Marnie: Chefs and civilized drinkers save the cheese course for last, Joe, and usually pair it with wine. But, since you're here, do tell - why is it that brewers often attempt to improve flavor by adding fruit, but you couldn't pay a winemaker to adulterate their drink with hops or malt?

Joe: Beermakers aren't trying to "improve" their flavor with fruit. They just aren't hidebound by archaic rules, such as waiting until dessert to eat the cheese. That inventiveness has resulted in accessible flavors for all palates, from the Everyman to the dilettante.

It's no wonder that some winemakers, like South Jersey's Valenzano, are chafing at convention to produce a wonderful chardonnay infused (or, as you say, "adulterated") with Citra hops.

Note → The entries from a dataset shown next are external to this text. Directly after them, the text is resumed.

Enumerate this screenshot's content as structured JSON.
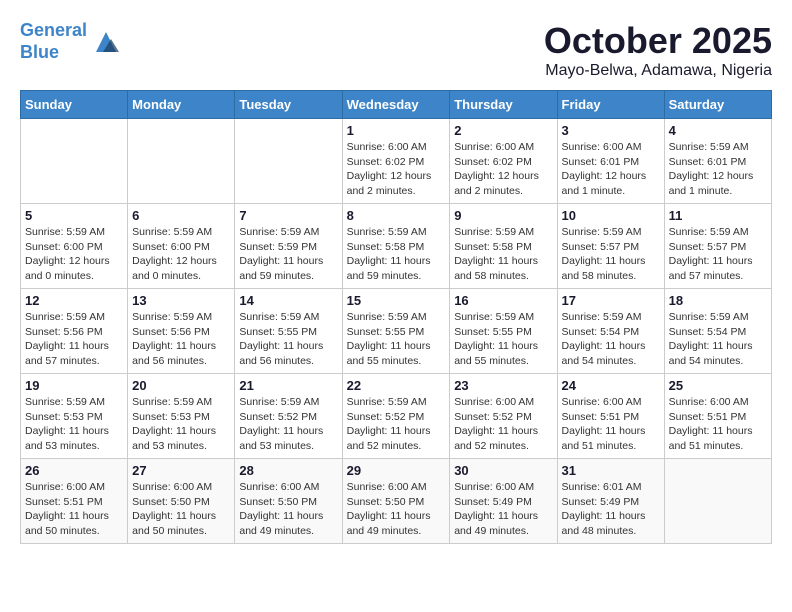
{
  "header": {
    "logo_line1": "General",
    "logo_line2": "Blue",
    "month": "October 2025",
    "location": "Mayo-Belwa, Adamawa, Nigeria"
  },
  "weekdays": [
    "Sunday",
    "Monday",
    "Tuesday",
    "Wednesday",
    "Thursday",
    "Friday",
    "Saturday"
  ],
  "weeks": [
    [
      {
        "day": "",
        "info": ""
      },
      {
        "day": "",
        "info": ""
      },
      {
        "day": "",
        "info": ""
      },
      {
        "day": "1",
        "info": "Sunrise: 6:00 AM\nSunset: 6:02 PM\nDaylight: 12 hours\nand 2 minutes."
      },
      {
        "day": "2",
        "info": "Sunrise: 6:00 AM\nSunset: 6:02 PM\nDaylight: 12 hours\nand 2 minutes."
      },
      {
        "day": "3",
        "info": "Sunrise: 6:00 AM\nSunset: 6:01 PM\nDaylight: 12 hours\nand 1 minute."
      },
      {
        "day": "4",
        "info": "Sunrise: 5:59 AM\nSunset: 6:01 PM\nDaylight: 12 hours\nand 1 minute."
      }
    ],
    [
      {
        "day": "5",
        "info": "Sunrise: 5:59 AM\nSunset: 6:00 PM\nDaylight: 12 hours\nand 0 minutes."
      },
      {
        "day": "6",
        "info": "Sunrise: 5:59 AM\nSunset: 6:00 PM\nDaylight: 12 hours\nand 0 minutes."
      },
      {
        "day": "7",
        "info": "Sunrise: 5:59 AM\nSunset: 5:59 PM\nDaylight: 11 hours\nand 59 minutes."
      },
      {
        "day": "8",
        "info": "Sunrise: 5:59 AM\nSunset: 5:58 PM\nDaylight: 11 hours\nand 59 minutes."
      },
      {
        "day": "9",
        "info": "Sunrise: 5:59 AM\nSunset: 5:58 PM\nDaylight: 11 hours\nand 58 minutes."
      },
      {
        "day": "10",
        "info": "Sunrise: 5:59 AM\nSunset: 5:57 PM\nDaylight: 11 hours\nand 58 minutes."
      },
      {
        "day": "11",
        "info": "Sunrise: 5:59 AM\nSunset: 5:57 PM\nDaylight: 11 hours\nand 57 minutes."
      }
    ],
    [
      {
        "day": "12",
        "info": "Sunrise: 5:59 AM\nSunset: 5:56 PM\nDaylight: 11 hours\nand 57 minutes."
      },
      {
        "day": "13",
        "info": "Sunrise: 5:59 AM\nSunset: 5:56 PM\nDaylight: 11 hours\nand 56 minutes."
      },
      {
        "day": "14",
        "info": "Sunrise: 5:59 AM\nSunset: 5:55 PM\nDaylight: 11 hours\nand 56 minutes."
      },
      {
        "day": "15",
        "info": "Sunrise: 5:59 AM\nSunset: 5:55 PM\nDaylight: 11 hours\nand 55 minutes."
      },
      {
        "day": "16",
        "info": "Sunrise: 5:59 AM\nSunset: 5:55 PM\nDaylight: 11 hours\nand 55 minutes."
      },
      {
        "day": "17",
        "info": "Sunrise: 5:59 AM\nSunset: 5:54 PM\nDaylight: 11 hours\nand 54 minutes."
      },
      {
        "day": "18",
        "info": "Sunrise: 5:59 AM\nSunset: 5:54 PM\nDaylight: 11 hours\nand 54 minutes."
      }
    ],
    [
      {
        "day": "19",
        "info": "Sunrise: 5:59 AM\nSunset: 5:53 PM\nDaylight: 11 hours\nand 53 minutes."
      },
      {
        "day": "20",
        "info": "Sunrise: 5:59 AM\nSunset: 5:53 PM\nDaylight: 11 hours\nand 53 minutes."
      },
      {
        "day": "21",
        "info": "Sunrise: 5:59 AM\nSunset: 5:52 PM\nDaylight: 11 hours\nand 53 minutes."
      },
      {
        "day": "22",
        "info": "Sunrise: 5:59 AM\nSunset: 5:52 PM\nDaylight: 11 hours\nand 52 minutes."
      },
      {
        "day": "23",
        "info": "Sunrise: 6:00 AM\nSunset: 5:52 PM\nDaylight: 11 hours\nand 52 minutes."
      },
      {
        "day": "24",
        "info": "Sunrise: 6:00 AM\nSunset: 5:51 PM\nDaylight: 11 hours\nand 51 minutes."
      },
      {
        "day": "25",
        "info": "Sunrise: 6:00 AM\nSunset: 5:51 PM\nDaylight: 11 hours\nand 51 minutes."
      }
    ],
    [
      {
        "day": "26",
        "info": "Sunrise: 6:00 AM\nSunset: 5:51 PM\nDaylight: 11 hours\nand 50 minutes."
      },
      {
        "day": "27",
        "info": "Sunrise: 6:00 AM\nSunset: 5:50 PM\nDaylight: 11 hours\nand 50 minutes."
      },
      {
        "day": "28",
        "info": "Sunrise: 6:00 AM\nSunset: 5:50 PM\nDaylight: 11 hours\nand 49 minutes."
      },
      {
        "day": "29",
        "info": "Sunrise: 6:00 AM\nSunset: 5:50 PM\nDaylight: 11 hours\nand 49 minutes."
      },
      {
        "day": "30",
        "info": "Sunrise: 6:00 AM\nSunset: 5:49 PM\nDaylight: 11 hours\nand 49 minutes."
      },
      {
        "day": "31",
        "info": "Sunrise: 6:01 AM\nSunset: 5:49 PM\nDaylight: 11 hours\nand 48 minutes."
      },
      {
        "day": "",
        "info": ""
      }
    ]
  ]
}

Marnie: I'm not convinced, Joe. If people really like the taste of barley, malt or hops, why aren't they in demand for anything but brewing? On the wine side, I see plenty of grapes at the store. Grape juice, raisins and jelly, too.

But there are no hop sauces or barley cookies from the beer side, unless you count Ovaltine. It seems that people mainly choose to drink beer when wine is not an option, either economically or geographically.

After all, wine ruled anywhere grapes were easily grown, historically speaking - think Italy, Spain and France - while beer was king only in regions where it was too cold for vineyards, like Germany, Belgium and the British Isles.

Buzz: Hey, I love Ovaltine. And malted milk shakes. And grape juice, too.

Joe: No other food with the same ingredients? Allow me to introduce you to bread, Marnie. It's made with cereal grain and yeast and water, just like beer. It's only missing the hops, which weren't popular till about 500 years ago.

In fact, it was beer and bread - and the domestication of its ingredients - that historians say created the civilization of mankind. What is wine's greatest contribution to our culture? Ladies and gentlemen, I give you the corkscrew.

Buzz: And the hangover. But I get that from beer, too. This is going to be a close fight.

Marnie: Trust me on this. Over the years, I've done almost 50 beer vs. wine dinners with my book's co-author, Sam Calagione, of Dogfish Head Craft Brewery. The results almost always come down to a handful of votes on a single course, even with highly partisan audiences at a beer bar or wine festival.

I'm sure it will be the same at this "He Said PA Beer, She Said PA Wine" event, where we'll duke it out over shrimp salad, juicy burgers and a chocolate dessert.